  • The end of the large intestine, called the rectum, stores the waste from the digested food until it is pushed out of the anus during a bowel movement.
  • Types of stomach cancer

    Adenocarcinoma of the stomach begins in the mucus-producing cells in the innermost lining of the stomach. Nearly all stomach cancers are adenocarcinomas.

    Adenocarcinoma of the stomach is divided into two main classes, depending on where it forms in the stomach:

    • Gastric cardia cancer begins in the top inch of the stomach, just below where it meets the esophagus. Most adenocarcinomas are found in the gastric cardia.
    • Non-cardia gastric cancer is cancer that begins in all other sections of the stomach.

    Adenocarcinoma of the stomach also may be described as intestinal or diffuse, depending on how the cells look under a microscope:

    • Intestinal adenocarcinomas are well differentiated, meaning the cancer cells look similar to normal cells under a microscope.
    • Diffuse adenocarcinomas are undifferentiated or poorly differentiated, meaning the cancer cells look different from normal cells under a microscope. Diffuse adenocarcinomas tend to grow and spread more quickly than the intestinal type and be harder to treat.Stomach Cancer Causes and Risk Factors

      Stomach cancer is caused by certain changes to the way stomach cells function, especially how they grow and divide into new cells. There are many risk factors for stomach cancer, but many do not directly cause cancer. Instead, they increase the chance of DNA damage in cells that may lead to stomach cancer. To learn more about how cancer develops, see What Is Cancer?.

      A risk factor is anything that increases the chance of getting a disease. Some risk factors for stomach cancer, like tobacco use, can be changed. However, risk factors also include things people cannot change, like their age and family history. Learning about risk factors for stomach cancer is important because it can help you make choices that might prevent or lower your risk of getting it.

      Who gets stomach cancer

      Stomach cancer is the fifth most common cancer worldwide.
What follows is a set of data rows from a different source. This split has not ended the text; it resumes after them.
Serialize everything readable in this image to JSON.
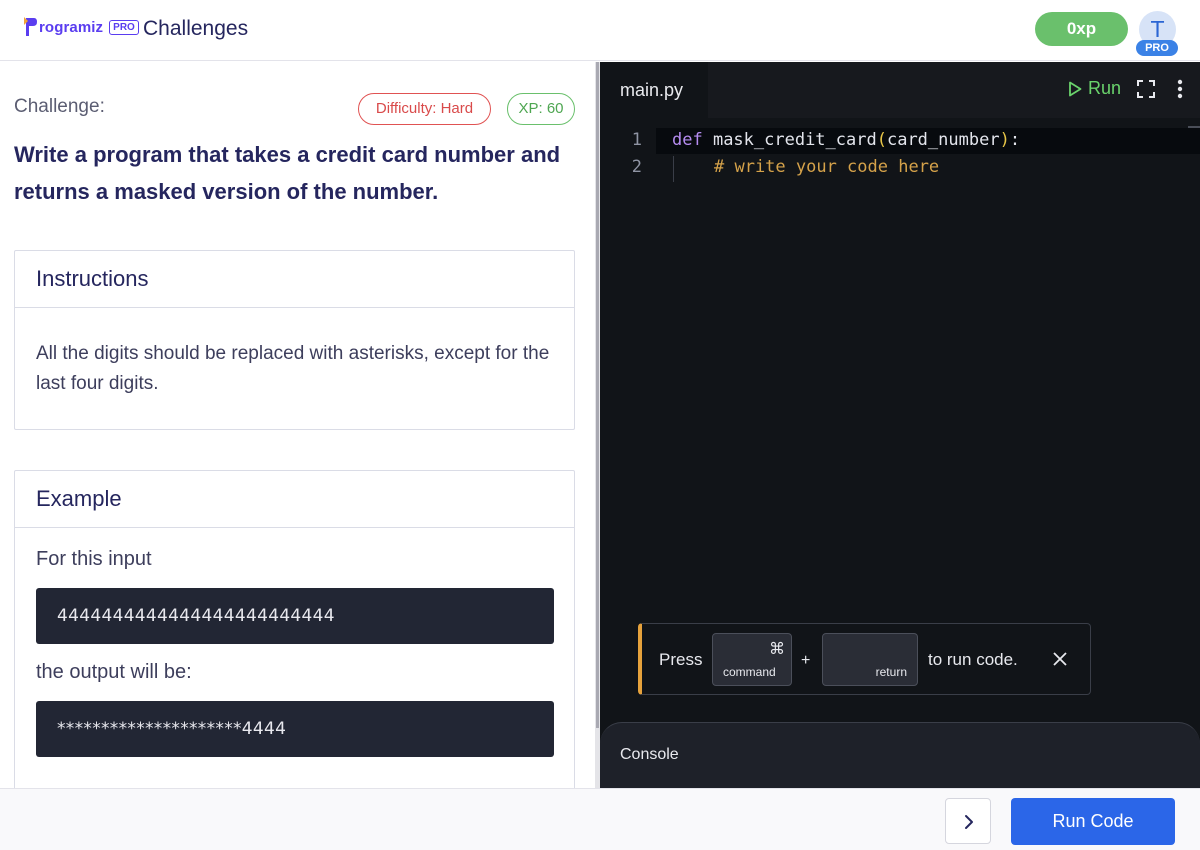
{
  "header": {
    "logo_text": "rogramiz",
    "logo_badge": "PRO",
    "title": "Challenges",
    "xp": "0xp",
    "avatar_initial": "T",
    "avatar_badge": "PRO"
  },
  "challenge": {
    "label": "Challenge:",
    "difficulty": "Difficulty: Hard",
    "xp": "XP: 60",
    "title": "Write a program that takes a credit card number and returns a masked version of the number."
  },
  "instructions": {
    "heading": "Instructions",
    "text": "All the digits should be replaced with asterisks, except for the last four digits."
  },
  "example": {
    "heading": "Example",
    "input_label": "For this input",
    "input_value": "4444444444444444444444444",
    "output_label": "the output will be:",
    "output_value": "*********************4444"
  },
  "editor": {
    "tab": "main.py",
    "run_label": "Run",
    "lines": [
      {
        "num": "1",
        "kw": "def ",
        "name": "mask_credit_card",
        "open": "(",
        "arg": "card_number",
        "close": ")",
        "colon": ":"
      },
      {
        "num": "2",
        "comment": "# write your code here"
      }
    ],
    "hint": {
      "press": "Press",
      "key1_symbol": "⌘",
      "key1_label": "command",
      "plus": "+",
      "key2_label": "return",
      "suffix": "to run code."
    },
    "console_label": "Console"
  },
  "footer": {
    "run_code": "Run Code"
  },
  "colors": {
    "brand": "#5a3df0",
    "xp_green": "#6ac06c",
    "hard_red": "#d94a4a",
    "primary_blue": "#2b66e8",
    "editor_bg": "#111418",
    "hint_accent": "#e6a23c"
  },
  "icons": [
    "programiz-logo-icon",
    "play-icon",
    "expand-icon",
    "more-vertical-icon",
    "close-icon",
    "chevron-right-icon"
  ]
}
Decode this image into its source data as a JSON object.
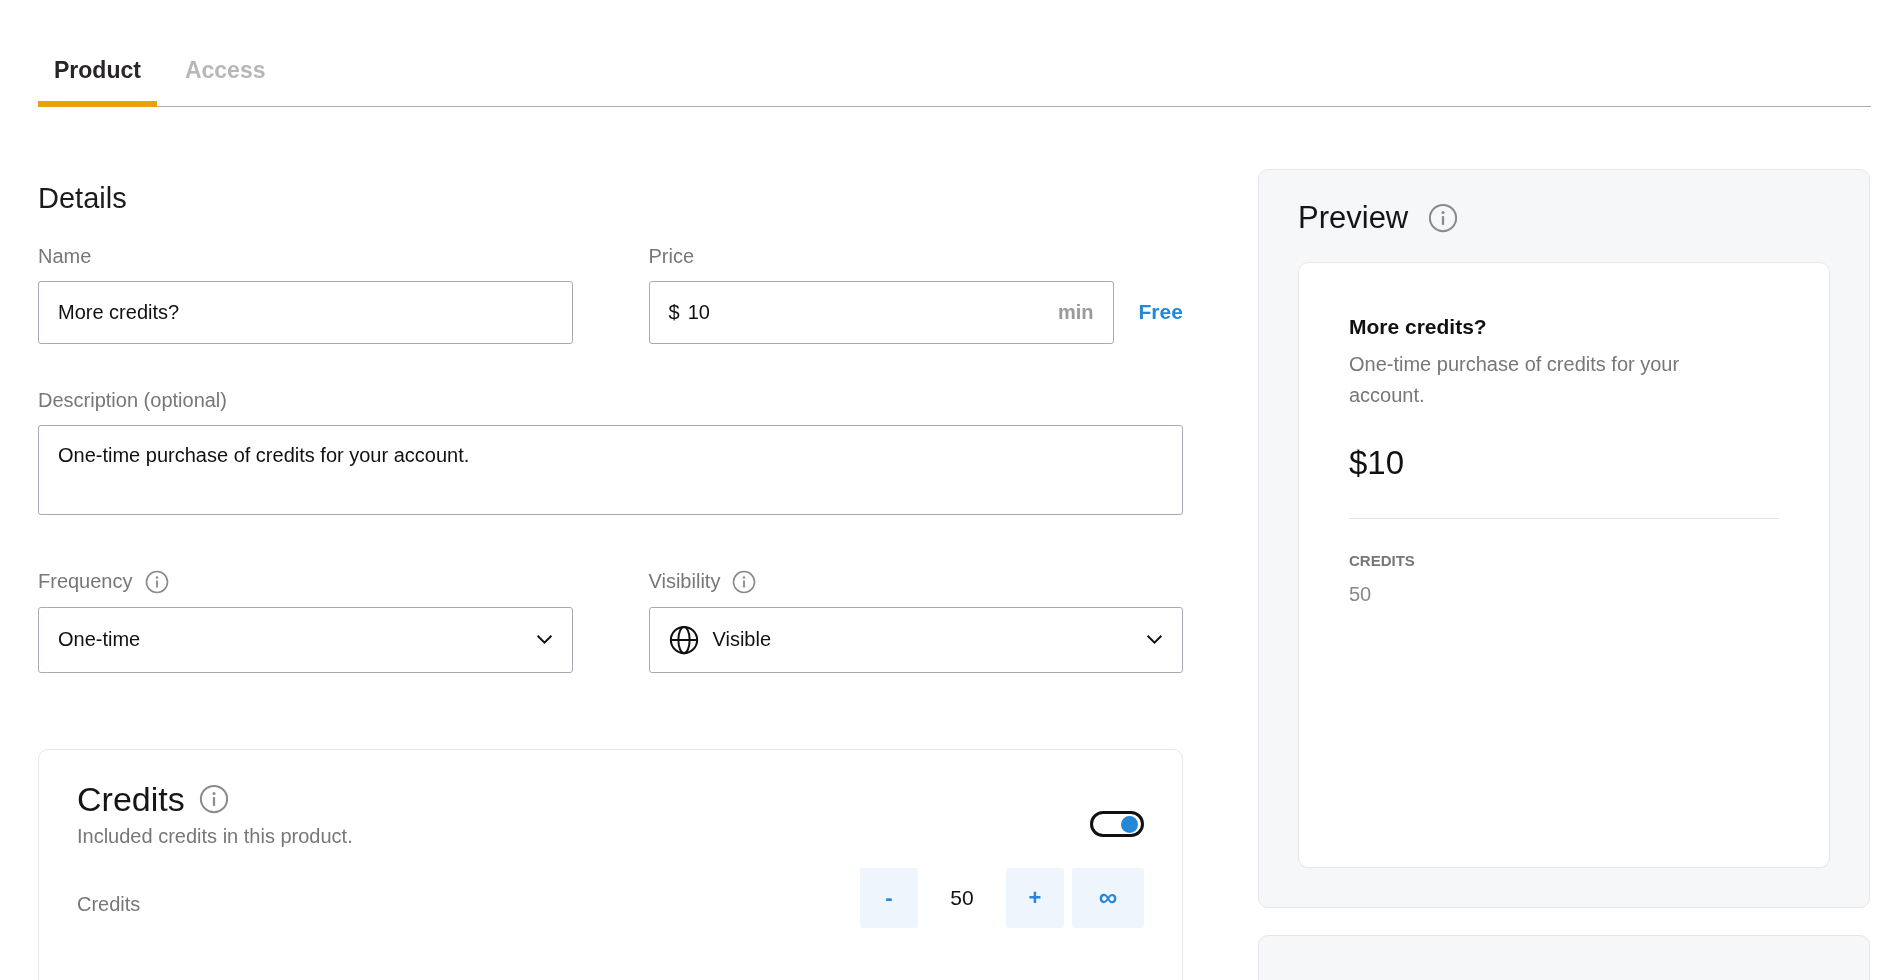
{
  "tabs": [
    {
      "label": "Product",
      "selected": true
    },
    {
      "label": "Access",
      "selected": false
    }
  ],
  "details": {
    "title": "Details",
    "name": {
      "label": "Name",
      "value": "More credits?"
    },
    "price": {
      "label": "Price",
      "currency": "$",
      "value": "10",
      "suffix": "min",
      "free_link": "Free"
    },
    "description": {
      "label": "Description (optional)",
      "value": "One-time purchase of credits for your account."
    },
    "frequency": {
      "label": "Frequency",
      "value": "One-time"
    },
    "visibility": {
      "label": "Visibility",
      "value": "Visible"
    }
  },
  "credits": {
    "title": "Credits",
    "subtitle": "Included credits in this product.",
    "enabled": true,
    "row": {
      "label": "Credits",
      "decrement": "-",
      "value": "50",
      "increment": "+",
      "unlimited": "∞"
    }
  },
  "preview": {
    "title": "Preview",
    "name": "More credits?",
    "description": "One-time purchase of credits for your account.",
    "price": "$10",
    "credits_label": "CREDITS",
    "credits_value": "50"
  }
}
It is more common in countries in East Asia, Eastern Europe, and South and Central America than in the United States and other Western countries.

      Anyone can get stomach cancer. In the United States, the disease occurs more often among Black, Hispanic, Asian/Pacific Islander, and American Indian/Alaska Native individuals than among White individuals. Males are nearly twice as likely as females to be diagnosed with stomach cancer, and Black males are nearly twice as likely as White males to die of it. In recent years, stomach cancer rates have been increasing in younger females, particularly among Hispanic females. Stomach cancer can be diagnosed at any age, but the risk increases as a person gets older.

      Risk factors for stomach cancer

      There are several risk factors for stomach cancer. Different risk factors may increase the risk of cancer in different parts of the stomach. For example, Helicobacter pylori (H. pylori) infection increases the risk of cancer in the lower and middle part of the stomach, while obesity and gastroesophageal reflux disease (GERD) increase the risk of cancer in the upper stomach.